### THE DATA
■ ■ ■ ■

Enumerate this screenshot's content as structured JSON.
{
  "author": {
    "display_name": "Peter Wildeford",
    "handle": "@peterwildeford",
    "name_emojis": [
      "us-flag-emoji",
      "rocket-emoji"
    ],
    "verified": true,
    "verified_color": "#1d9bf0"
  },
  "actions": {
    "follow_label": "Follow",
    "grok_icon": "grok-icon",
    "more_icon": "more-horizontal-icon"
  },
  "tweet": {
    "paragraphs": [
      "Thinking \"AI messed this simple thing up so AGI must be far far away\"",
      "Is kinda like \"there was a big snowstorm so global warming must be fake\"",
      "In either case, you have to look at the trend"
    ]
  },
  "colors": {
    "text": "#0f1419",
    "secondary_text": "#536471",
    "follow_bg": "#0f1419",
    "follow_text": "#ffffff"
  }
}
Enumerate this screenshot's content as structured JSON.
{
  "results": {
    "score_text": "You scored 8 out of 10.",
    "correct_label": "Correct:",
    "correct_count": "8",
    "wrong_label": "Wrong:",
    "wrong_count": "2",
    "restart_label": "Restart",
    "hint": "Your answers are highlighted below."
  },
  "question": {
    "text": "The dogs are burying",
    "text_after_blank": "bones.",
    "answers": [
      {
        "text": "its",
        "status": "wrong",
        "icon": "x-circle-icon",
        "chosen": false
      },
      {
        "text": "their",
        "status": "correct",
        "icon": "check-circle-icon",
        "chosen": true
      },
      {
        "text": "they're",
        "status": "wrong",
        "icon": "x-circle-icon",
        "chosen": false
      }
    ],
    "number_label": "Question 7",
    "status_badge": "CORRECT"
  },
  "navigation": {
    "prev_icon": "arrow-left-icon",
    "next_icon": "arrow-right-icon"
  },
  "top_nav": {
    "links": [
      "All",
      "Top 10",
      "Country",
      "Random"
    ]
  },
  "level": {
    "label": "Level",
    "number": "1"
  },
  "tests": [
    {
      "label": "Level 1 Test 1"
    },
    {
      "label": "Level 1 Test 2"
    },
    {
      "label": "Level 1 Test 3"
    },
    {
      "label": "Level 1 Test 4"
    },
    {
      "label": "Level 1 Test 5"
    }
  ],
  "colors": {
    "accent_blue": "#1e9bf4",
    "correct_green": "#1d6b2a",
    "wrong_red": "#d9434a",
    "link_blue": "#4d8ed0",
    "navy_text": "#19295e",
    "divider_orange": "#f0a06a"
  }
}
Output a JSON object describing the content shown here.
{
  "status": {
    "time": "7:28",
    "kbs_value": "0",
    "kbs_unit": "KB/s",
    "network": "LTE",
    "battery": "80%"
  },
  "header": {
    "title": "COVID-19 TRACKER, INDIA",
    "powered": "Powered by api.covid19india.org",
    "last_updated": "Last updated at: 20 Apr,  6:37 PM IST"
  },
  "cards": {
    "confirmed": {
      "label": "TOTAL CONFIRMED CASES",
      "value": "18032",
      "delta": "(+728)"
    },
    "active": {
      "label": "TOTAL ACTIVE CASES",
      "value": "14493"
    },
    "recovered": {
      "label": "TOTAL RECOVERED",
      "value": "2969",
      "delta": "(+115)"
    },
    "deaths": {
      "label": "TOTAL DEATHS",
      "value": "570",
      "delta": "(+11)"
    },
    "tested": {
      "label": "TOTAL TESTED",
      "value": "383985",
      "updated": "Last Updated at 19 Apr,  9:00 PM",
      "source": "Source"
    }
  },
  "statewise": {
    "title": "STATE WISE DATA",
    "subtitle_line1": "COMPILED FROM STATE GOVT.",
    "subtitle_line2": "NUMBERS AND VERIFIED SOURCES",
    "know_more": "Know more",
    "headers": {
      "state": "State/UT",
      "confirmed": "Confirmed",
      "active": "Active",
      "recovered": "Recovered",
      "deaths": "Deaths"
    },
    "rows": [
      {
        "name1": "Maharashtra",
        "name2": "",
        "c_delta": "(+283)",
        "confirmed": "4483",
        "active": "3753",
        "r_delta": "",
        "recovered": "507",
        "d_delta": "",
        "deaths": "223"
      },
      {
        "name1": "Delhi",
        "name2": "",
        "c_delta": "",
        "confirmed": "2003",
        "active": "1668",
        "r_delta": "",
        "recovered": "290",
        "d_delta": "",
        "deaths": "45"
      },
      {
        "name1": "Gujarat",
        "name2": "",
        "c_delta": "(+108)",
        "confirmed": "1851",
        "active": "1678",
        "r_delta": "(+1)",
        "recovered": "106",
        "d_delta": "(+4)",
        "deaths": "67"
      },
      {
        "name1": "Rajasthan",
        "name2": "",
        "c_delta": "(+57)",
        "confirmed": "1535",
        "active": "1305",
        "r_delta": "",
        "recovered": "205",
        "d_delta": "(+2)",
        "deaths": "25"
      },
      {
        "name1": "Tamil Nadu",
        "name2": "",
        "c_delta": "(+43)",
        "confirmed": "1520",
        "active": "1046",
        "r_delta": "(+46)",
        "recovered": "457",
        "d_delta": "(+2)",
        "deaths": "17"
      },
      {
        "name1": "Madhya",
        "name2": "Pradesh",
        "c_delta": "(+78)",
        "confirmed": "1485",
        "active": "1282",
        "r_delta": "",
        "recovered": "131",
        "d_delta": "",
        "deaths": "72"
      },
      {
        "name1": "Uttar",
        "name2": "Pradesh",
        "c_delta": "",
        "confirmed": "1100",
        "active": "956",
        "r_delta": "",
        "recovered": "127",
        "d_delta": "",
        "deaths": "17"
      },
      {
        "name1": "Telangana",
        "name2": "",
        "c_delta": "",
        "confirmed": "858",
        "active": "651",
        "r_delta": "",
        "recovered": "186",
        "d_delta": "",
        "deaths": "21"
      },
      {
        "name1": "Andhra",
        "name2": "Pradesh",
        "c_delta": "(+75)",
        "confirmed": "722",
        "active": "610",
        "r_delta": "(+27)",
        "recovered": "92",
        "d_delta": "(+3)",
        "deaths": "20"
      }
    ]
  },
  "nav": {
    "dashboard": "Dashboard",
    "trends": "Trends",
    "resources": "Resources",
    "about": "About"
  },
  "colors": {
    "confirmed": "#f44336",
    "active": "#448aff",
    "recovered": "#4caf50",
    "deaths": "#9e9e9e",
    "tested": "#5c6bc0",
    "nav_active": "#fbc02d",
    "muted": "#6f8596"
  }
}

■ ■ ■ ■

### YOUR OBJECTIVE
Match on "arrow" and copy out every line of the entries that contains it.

### FINISHED TASK
    "prev_icon": "arrow-left-icon",
    "next_icon": "arrow-right-icon"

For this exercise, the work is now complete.